===== Records to process =====

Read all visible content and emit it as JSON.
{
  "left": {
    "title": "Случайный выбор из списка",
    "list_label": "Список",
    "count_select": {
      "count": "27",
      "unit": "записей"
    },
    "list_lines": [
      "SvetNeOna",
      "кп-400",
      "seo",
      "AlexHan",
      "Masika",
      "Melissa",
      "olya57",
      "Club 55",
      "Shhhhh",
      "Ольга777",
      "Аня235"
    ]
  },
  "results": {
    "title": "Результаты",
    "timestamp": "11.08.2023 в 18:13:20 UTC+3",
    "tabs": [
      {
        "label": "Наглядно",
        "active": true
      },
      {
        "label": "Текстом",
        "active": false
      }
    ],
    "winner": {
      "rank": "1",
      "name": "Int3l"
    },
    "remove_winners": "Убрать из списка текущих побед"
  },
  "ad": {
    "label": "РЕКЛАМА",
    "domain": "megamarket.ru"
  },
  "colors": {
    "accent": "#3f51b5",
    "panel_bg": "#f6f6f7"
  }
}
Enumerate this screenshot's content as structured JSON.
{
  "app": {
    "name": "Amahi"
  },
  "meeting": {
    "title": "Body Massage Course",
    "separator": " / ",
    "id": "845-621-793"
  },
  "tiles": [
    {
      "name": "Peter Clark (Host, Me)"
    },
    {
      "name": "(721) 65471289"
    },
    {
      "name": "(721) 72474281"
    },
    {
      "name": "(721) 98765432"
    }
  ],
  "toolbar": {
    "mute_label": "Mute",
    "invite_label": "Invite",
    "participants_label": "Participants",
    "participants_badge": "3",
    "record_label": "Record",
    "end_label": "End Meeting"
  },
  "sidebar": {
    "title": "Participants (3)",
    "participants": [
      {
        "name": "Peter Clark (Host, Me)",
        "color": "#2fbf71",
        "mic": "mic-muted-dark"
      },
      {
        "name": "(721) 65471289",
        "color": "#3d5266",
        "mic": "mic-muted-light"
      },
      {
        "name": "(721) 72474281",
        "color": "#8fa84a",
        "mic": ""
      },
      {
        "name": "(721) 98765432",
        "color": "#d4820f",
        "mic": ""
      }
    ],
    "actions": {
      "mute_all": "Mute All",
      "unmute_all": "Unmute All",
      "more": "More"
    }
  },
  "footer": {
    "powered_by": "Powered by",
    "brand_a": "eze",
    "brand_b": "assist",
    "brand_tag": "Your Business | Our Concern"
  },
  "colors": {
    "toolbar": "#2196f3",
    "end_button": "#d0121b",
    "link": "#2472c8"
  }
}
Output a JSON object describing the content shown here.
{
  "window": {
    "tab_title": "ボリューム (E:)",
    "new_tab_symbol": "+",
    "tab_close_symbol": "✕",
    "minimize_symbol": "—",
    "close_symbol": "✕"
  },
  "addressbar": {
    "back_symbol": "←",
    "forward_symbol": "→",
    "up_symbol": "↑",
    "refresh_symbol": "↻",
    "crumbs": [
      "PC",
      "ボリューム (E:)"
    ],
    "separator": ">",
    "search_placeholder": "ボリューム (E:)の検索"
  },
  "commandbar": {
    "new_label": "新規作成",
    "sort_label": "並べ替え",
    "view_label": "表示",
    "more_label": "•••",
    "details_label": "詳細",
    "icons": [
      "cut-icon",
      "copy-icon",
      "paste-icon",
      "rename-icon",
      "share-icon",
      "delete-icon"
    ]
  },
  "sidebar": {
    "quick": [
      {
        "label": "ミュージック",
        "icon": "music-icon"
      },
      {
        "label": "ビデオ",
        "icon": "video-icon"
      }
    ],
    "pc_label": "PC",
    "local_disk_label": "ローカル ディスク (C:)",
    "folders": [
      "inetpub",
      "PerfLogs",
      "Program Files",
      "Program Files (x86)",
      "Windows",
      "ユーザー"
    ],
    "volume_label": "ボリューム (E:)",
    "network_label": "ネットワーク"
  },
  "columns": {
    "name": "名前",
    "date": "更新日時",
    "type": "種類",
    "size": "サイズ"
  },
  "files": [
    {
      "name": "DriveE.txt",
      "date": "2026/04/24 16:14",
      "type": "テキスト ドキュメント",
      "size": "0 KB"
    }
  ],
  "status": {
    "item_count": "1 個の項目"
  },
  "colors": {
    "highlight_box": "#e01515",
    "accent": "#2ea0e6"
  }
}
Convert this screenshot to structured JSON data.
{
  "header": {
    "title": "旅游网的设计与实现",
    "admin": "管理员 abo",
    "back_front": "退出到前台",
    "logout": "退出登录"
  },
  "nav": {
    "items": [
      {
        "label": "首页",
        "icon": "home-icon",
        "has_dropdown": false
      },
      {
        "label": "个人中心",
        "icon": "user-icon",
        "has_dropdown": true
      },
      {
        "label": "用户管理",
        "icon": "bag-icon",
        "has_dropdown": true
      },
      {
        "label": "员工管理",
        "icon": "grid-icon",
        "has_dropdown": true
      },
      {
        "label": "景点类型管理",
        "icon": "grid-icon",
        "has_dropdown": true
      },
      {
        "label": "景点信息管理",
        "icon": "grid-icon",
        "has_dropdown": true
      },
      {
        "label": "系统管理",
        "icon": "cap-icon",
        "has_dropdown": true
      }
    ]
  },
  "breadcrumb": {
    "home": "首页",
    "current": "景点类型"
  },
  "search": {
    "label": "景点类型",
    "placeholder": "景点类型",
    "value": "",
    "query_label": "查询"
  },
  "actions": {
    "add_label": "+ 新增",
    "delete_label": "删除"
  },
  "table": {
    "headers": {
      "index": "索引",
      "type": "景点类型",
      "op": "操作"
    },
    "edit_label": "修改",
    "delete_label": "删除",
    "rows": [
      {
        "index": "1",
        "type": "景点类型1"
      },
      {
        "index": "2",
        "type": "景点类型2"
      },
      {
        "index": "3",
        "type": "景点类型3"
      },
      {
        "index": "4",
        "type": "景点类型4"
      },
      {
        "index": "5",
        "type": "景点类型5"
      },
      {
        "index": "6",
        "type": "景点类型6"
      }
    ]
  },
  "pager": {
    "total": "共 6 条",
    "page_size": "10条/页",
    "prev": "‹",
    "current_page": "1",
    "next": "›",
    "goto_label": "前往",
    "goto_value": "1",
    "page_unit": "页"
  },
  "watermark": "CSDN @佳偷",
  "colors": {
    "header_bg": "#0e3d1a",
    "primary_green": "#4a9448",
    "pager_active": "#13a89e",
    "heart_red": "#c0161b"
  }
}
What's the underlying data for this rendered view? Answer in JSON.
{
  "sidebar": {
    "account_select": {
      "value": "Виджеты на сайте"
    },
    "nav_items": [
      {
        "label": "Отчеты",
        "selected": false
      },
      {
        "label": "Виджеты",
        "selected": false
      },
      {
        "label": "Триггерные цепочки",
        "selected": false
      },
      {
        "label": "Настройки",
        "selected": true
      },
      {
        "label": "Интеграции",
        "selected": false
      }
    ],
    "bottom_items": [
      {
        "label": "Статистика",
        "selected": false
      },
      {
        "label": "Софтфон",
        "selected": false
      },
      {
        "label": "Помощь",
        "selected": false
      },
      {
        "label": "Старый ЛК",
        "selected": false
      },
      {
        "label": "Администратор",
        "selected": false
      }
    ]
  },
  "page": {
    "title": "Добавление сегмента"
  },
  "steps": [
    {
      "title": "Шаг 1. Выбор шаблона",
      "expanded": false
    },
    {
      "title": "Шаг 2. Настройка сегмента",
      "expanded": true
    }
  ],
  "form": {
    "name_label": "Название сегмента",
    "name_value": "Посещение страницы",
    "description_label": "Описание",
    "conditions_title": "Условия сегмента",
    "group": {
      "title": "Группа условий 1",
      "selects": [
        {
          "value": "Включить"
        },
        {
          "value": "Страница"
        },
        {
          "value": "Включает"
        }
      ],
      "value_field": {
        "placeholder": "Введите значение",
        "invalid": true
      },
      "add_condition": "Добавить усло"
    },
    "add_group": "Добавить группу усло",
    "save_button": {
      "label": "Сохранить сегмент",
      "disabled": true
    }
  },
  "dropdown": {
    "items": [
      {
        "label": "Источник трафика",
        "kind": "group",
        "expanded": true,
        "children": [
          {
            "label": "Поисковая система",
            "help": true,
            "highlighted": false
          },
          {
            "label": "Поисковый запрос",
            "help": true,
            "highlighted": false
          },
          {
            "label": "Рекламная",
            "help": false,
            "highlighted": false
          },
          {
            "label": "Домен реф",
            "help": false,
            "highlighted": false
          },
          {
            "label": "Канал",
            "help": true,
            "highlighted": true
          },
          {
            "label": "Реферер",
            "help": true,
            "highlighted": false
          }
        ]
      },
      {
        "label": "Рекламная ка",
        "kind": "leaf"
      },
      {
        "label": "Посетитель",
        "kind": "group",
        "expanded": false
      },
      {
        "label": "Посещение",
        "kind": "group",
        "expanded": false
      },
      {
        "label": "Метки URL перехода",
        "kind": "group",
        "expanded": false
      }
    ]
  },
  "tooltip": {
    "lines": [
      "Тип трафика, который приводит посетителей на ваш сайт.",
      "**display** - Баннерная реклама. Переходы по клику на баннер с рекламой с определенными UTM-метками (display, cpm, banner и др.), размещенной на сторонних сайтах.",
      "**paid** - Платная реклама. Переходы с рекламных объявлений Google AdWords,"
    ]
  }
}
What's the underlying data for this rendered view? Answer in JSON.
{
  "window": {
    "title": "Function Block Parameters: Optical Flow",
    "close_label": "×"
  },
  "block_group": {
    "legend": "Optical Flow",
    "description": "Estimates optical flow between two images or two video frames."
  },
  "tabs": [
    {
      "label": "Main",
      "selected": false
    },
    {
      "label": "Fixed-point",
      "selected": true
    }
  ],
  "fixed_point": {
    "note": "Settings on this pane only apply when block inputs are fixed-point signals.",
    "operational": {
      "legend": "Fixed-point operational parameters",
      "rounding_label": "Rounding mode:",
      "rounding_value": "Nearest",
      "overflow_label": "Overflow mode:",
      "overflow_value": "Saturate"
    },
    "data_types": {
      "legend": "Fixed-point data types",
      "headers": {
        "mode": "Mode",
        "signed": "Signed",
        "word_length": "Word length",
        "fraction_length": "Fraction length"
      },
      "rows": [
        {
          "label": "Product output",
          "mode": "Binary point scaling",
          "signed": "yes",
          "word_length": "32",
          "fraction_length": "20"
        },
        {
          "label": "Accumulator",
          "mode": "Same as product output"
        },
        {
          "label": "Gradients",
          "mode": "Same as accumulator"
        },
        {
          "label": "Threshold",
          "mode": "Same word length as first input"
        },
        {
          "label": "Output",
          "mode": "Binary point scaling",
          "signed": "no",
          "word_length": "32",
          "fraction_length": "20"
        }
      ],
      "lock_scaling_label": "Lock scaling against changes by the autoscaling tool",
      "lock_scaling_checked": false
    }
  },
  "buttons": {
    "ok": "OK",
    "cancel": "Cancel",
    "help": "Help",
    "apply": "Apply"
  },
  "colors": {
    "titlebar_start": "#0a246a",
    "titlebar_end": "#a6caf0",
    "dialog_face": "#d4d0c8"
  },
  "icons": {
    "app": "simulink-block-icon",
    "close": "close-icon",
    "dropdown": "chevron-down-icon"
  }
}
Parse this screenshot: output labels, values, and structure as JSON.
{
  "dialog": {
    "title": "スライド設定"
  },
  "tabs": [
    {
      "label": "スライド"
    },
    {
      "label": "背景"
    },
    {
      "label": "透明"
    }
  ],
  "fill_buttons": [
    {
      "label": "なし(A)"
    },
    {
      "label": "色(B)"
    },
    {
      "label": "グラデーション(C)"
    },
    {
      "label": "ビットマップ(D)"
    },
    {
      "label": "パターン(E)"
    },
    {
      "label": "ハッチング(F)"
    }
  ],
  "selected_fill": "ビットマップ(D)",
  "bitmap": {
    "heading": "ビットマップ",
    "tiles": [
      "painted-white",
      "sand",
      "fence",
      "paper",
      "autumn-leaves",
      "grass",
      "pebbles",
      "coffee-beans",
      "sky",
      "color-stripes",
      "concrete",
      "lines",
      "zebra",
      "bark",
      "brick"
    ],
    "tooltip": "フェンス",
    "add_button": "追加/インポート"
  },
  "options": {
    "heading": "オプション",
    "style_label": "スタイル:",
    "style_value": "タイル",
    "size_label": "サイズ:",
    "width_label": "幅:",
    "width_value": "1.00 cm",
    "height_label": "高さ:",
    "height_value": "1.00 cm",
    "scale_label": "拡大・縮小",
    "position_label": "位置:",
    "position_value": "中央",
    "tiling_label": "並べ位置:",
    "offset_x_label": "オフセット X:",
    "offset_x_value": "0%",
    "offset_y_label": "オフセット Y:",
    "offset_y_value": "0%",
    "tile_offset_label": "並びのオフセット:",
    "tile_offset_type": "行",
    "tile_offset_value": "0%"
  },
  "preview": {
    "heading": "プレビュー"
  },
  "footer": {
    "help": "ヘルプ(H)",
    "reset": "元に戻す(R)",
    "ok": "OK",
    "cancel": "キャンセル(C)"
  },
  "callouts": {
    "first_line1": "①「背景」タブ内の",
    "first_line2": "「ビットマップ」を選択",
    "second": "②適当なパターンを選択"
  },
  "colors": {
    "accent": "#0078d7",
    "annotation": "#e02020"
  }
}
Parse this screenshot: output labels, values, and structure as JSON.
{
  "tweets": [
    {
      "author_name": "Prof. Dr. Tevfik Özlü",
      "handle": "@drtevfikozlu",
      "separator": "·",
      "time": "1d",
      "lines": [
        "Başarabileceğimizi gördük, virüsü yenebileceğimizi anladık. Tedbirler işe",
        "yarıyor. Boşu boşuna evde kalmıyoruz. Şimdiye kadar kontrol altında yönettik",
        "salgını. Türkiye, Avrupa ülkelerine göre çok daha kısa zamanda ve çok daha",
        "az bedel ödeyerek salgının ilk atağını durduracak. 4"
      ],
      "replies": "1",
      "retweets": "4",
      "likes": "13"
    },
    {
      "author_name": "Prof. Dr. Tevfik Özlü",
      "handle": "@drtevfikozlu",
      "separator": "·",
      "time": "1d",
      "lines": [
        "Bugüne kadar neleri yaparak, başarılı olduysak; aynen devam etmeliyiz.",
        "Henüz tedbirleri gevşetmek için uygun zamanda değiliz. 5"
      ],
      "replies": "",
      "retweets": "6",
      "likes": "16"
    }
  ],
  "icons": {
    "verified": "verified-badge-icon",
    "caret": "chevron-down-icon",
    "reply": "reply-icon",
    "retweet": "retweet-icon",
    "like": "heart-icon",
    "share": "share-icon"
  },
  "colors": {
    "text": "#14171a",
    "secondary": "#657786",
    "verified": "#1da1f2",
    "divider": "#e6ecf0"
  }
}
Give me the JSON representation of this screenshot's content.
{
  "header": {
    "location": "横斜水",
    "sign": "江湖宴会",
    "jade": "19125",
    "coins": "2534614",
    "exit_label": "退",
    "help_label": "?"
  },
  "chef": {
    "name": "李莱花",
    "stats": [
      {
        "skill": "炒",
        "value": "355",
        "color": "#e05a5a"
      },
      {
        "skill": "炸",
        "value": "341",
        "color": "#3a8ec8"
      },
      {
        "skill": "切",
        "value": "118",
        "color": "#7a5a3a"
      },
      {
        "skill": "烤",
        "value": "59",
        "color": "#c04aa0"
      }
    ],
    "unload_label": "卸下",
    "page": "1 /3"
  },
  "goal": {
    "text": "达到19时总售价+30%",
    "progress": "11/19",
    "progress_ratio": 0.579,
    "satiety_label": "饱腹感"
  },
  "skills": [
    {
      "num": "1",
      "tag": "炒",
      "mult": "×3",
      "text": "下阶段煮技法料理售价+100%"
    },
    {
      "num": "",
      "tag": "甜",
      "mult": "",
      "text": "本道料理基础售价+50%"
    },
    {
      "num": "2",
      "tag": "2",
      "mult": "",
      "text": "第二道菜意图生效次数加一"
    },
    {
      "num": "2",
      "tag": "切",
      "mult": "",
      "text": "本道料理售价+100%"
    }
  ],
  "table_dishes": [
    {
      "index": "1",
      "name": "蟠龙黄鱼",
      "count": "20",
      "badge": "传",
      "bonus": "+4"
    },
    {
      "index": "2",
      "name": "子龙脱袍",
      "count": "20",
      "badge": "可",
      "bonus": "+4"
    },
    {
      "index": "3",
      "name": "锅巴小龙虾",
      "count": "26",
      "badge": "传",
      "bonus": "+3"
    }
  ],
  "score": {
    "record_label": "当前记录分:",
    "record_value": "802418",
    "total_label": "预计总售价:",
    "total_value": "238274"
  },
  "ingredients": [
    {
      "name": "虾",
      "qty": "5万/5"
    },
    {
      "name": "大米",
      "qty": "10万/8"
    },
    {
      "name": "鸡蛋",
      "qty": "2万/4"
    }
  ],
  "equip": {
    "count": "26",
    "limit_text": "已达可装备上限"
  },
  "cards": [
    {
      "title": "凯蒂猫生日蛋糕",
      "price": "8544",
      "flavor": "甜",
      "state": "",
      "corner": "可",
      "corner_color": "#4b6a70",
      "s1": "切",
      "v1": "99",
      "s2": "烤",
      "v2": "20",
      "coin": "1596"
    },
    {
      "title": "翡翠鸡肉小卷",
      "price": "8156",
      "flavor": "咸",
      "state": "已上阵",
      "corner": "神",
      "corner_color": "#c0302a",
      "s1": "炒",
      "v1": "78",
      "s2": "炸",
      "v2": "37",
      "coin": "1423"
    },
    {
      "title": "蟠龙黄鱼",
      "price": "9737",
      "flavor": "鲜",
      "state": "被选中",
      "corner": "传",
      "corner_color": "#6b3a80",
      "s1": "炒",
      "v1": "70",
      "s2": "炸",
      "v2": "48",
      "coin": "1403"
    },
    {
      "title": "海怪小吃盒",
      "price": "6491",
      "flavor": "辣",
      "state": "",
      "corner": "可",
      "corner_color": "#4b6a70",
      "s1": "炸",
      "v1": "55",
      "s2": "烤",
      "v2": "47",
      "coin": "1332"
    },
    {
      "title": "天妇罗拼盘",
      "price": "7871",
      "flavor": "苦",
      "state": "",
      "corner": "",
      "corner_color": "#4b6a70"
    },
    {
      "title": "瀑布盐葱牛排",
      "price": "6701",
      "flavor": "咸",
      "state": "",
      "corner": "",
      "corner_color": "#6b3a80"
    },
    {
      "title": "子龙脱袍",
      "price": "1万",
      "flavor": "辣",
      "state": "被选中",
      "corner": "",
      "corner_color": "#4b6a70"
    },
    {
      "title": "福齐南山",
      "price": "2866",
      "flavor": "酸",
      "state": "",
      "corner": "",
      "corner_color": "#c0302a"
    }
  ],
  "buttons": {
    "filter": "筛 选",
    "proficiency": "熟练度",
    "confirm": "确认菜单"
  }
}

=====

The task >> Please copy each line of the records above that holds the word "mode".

Result below >>
      "rounding_label": "Rounding mode:",
      "overflow_label": "Overflow mode:",
        "mode": "Mode",
          "mode": "Binary point scaling",
          "mode": "Same as product output"
          "mode": "Same as accumulator"
          "mode": "Same word length as first input"
          "mode": "Binary point scaling",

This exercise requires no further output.